The slave mindset when it comes to serving others for the glory and kingdom of God is also seen in Jesus. When Paul was describing the attitude of Jesus in coming to earth as a human he wrote in Philippians 2:7, “He gave up His divine privileges; He took the humble position of a slave and was born as a human being” (NLT). Jesus “gave up His divine privileges” and took the position of a “slave” so that people like you and me could have eternal life.

Great servants see themselves as slaves. They are willing to give up their rights, preferences, positions, and change their habits and lifestyle in order to bring many to Christ.

Great servants have an example to follow

Seventh, great servants have an example to follow. Jesus said, “For even the Son of Man came not to be served but to serve others…” (v.28, NLT). What Jesus says about Himself should also characterize His followers. Jesus is saying, “I am your perfect Pattern, your supreme Example. My attitude should be your attitude, and My kind of living should be your kind of living. If you want to be great as God wants you to be great, be like Me.” We need to seriously examine and learn from Jesus when it comes to being an authentic servant that pleases the Heavenly Father.

Godly servants have an eternal cause

Finally, great servants have an eternal cause. Jesus said, “For even the Son of Man came not to be served but to serve others and to give His life as a ransom for many” (v.28, NLT). Jesus didn’t come to serve others simply for the sake of serving others. Jesus came serving for a great cause. His service was “to give His life as a ransom for many.”
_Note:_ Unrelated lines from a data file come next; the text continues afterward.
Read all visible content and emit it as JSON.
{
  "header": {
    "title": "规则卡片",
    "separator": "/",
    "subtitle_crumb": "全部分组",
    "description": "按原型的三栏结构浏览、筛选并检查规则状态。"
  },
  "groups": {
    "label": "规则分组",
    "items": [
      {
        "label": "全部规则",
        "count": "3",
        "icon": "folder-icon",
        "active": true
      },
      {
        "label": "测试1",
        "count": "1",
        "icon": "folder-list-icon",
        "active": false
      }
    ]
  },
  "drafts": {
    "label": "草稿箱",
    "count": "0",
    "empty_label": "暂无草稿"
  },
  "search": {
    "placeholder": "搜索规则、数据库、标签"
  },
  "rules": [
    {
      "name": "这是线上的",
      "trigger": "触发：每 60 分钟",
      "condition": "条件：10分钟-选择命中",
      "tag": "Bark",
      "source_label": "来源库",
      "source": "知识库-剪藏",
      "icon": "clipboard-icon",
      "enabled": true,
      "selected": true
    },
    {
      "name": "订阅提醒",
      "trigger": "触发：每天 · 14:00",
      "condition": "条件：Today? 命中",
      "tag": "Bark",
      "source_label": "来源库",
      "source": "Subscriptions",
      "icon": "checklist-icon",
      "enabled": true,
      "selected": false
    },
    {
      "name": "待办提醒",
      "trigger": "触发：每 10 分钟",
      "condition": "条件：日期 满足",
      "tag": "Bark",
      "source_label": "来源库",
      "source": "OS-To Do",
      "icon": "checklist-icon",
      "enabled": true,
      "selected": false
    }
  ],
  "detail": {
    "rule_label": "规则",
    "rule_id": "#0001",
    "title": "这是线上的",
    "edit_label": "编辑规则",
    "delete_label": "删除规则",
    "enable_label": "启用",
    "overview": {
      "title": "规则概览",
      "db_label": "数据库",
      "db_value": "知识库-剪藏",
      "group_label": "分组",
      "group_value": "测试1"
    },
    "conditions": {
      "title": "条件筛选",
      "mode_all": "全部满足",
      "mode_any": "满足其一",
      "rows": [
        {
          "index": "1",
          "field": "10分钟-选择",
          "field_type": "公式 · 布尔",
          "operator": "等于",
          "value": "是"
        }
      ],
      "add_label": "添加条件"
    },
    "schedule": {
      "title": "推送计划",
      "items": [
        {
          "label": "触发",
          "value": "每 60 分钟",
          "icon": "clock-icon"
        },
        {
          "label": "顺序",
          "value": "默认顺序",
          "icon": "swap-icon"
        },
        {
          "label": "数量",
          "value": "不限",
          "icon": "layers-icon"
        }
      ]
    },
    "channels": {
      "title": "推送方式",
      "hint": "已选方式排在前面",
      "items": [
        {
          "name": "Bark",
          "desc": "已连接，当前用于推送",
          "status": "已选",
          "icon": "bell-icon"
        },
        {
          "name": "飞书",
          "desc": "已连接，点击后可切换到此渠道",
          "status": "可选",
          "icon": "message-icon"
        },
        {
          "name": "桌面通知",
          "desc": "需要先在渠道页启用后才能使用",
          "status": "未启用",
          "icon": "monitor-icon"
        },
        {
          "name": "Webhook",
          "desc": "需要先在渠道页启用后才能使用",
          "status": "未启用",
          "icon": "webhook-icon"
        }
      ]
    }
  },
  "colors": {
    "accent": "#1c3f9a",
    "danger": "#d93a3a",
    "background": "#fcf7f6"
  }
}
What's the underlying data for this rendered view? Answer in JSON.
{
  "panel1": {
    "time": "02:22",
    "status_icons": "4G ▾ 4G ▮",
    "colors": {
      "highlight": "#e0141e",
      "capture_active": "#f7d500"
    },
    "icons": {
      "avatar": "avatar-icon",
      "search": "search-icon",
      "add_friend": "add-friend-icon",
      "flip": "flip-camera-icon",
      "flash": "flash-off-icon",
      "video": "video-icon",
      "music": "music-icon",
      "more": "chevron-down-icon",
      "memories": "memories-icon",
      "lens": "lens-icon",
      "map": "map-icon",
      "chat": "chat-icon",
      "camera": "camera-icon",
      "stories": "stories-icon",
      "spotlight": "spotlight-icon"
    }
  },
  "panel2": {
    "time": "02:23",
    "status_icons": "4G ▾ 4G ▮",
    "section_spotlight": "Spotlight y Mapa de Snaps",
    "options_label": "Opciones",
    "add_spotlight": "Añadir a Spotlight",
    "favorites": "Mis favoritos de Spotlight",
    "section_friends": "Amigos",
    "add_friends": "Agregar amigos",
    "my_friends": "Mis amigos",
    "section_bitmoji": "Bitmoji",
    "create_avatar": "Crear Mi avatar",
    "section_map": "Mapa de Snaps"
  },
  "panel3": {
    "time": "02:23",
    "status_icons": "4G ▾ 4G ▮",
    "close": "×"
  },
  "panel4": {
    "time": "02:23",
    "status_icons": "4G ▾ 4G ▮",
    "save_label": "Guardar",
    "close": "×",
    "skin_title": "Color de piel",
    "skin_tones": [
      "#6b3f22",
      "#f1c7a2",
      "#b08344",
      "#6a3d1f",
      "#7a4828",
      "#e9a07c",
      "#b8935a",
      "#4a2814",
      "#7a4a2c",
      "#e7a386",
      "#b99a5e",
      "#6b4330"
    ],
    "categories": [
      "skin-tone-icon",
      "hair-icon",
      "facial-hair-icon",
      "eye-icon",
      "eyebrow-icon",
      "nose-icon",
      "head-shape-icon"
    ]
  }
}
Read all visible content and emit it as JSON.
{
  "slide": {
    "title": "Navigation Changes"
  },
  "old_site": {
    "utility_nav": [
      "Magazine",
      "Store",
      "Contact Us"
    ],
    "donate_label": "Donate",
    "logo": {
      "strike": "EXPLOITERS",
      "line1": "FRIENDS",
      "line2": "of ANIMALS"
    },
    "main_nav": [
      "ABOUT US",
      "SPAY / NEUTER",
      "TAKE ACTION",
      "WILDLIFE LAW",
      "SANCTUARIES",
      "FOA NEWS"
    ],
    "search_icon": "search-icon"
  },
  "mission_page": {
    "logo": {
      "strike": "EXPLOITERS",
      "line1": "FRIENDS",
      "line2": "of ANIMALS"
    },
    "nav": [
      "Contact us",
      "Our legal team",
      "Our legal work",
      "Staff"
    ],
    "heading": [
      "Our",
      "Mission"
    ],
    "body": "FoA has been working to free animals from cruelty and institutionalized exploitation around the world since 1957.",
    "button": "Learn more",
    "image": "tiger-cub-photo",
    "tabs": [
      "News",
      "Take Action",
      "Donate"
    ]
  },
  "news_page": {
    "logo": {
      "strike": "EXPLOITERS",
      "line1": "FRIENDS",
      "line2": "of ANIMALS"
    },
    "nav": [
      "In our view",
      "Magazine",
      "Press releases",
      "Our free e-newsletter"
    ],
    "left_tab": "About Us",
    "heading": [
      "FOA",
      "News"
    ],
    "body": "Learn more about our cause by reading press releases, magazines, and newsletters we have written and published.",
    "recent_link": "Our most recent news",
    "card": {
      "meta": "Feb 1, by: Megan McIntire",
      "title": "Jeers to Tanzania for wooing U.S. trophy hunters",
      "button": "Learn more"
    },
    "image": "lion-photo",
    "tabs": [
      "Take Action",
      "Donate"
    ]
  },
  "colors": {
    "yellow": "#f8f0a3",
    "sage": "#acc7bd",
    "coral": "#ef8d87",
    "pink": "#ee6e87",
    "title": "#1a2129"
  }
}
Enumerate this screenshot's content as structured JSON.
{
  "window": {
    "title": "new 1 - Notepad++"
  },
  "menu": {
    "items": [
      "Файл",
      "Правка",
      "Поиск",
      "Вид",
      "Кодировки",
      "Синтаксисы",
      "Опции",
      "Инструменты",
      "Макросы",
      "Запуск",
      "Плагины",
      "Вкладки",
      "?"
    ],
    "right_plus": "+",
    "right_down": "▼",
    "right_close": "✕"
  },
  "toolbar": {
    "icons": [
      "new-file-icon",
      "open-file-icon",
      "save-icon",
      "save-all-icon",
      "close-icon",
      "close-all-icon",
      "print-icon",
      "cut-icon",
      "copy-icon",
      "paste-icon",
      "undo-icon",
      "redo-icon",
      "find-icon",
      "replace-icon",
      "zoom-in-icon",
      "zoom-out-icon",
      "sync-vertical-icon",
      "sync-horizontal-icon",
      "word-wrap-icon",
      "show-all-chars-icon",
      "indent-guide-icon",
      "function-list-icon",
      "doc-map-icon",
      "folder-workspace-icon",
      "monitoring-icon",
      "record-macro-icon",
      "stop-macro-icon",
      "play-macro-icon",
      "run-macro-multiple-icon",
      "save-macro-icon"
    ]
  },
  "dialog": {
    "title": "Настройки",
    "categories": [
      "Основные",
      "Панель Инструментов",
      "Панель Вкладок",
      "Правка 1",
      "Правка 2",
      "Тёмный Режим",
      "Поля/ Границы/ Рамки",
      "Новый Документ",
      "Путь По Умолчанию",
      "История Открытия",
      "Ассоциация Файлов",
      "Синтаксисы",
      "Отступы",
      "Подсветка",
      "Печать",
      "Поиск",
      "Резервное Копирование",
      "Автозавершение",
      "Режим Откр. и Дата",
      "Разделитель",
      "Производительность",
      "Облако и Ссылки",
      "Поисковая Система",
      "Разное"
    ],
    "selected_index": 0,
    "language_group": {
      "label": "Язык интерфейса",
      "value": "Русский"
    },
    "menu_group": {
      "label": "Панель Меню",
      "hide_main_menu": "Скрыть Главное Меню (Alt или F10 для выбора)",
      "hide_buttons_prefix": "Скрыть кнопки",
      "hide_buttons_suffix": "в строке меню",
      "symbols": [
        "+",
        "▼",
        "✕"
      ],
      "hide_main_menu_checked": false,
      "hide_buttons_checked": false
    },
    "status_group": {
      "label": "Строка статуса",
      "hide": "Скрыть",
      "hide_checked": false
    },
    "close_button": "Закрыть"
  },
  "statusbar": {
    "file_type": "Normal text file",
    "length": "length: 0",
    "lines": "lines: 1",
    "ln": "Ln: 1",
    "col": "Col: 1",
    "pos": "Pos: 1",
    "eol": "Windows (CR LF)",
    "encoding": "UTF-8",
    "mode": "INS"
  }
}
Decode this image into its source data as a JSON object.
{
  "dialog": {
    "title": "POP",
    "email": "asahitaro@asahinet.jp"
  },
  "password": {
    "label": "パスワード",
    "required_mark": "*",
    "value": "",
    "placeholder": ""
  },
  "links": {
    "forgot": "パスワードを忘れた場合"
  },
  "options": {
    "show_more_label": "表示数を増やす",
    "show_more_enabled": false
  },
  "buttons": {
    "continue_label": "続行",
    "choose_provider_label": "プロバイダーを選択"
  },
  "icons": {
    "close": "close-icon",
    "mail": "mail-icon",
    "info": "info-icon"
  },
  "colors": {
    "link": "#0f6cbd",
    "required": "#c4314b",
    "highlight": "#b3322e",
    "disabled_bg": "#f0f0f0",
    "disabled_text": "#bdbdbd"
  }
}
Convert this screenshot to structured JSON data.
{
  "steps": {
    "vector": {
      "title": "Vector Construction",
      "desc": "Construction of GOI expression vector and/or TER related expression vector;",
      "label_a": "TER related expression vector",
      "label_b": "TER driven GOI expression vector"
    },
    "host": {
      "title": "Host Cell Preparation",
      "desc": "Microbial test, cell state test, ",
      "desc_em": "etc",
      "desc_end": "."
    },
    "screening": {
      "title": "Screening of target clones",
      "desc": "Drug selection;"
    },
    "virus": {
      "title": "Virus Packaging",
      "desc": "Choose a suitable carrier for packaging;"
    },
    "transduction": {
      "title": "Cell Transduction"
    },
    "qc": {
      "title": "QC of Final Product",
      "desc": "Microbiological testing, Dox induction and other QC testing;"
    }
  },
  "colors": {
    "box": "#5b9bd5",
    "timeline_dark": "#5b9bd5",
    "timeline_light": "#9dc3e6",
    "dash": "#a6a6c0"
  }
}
Let me be clear, Jesus did not simply “give His life” to be only an example for others. He was no mere martyr for a cause. Nor was He merely an example of life-giving selflessness, although He was indeed the supreme example of that. Jesus not only lived and died for others but died as “a ransom” for others. There was a reason for serving others and there was a reason for taking on the position of a slave and it was so He could become a “ransom for many.”

The word “ransom” (Lutron) was the term commonly used for the redemption price of a slave, the amount required to buy his freedom. The idea is that of a price paid for a life. As an unbeliever, we all start out as a slave to sin, the sinful nature, Satan, and death, and it was to redeem people from those slaveries that Jesus gave “his life a ransom” in exchange for sinners.

Although His “ransom” is sufficient for every person, it is valid only for those who believe in Him. It is in that sense that His redemption is “for many,” rather than for all.


  • You need to know that Jesus died for you. He became your ransom. He paid the price for your sin. Because of what Jesus did on the cross you can be forgiven, you can be pardon, and you can become a new creation, new person. You can be set free from your sin. If you will turn to Him and place your faith and trust in Him for your salvation and acknowledge Jesus as the Lord and Master of your life the ransom that Jesus paid will be applied to your life.
  • If you are already a believer, God is calling you to a life of service. You serve others in order to help them grow, glorify God, and in some cases lead them to Christ. Your service has a purpose.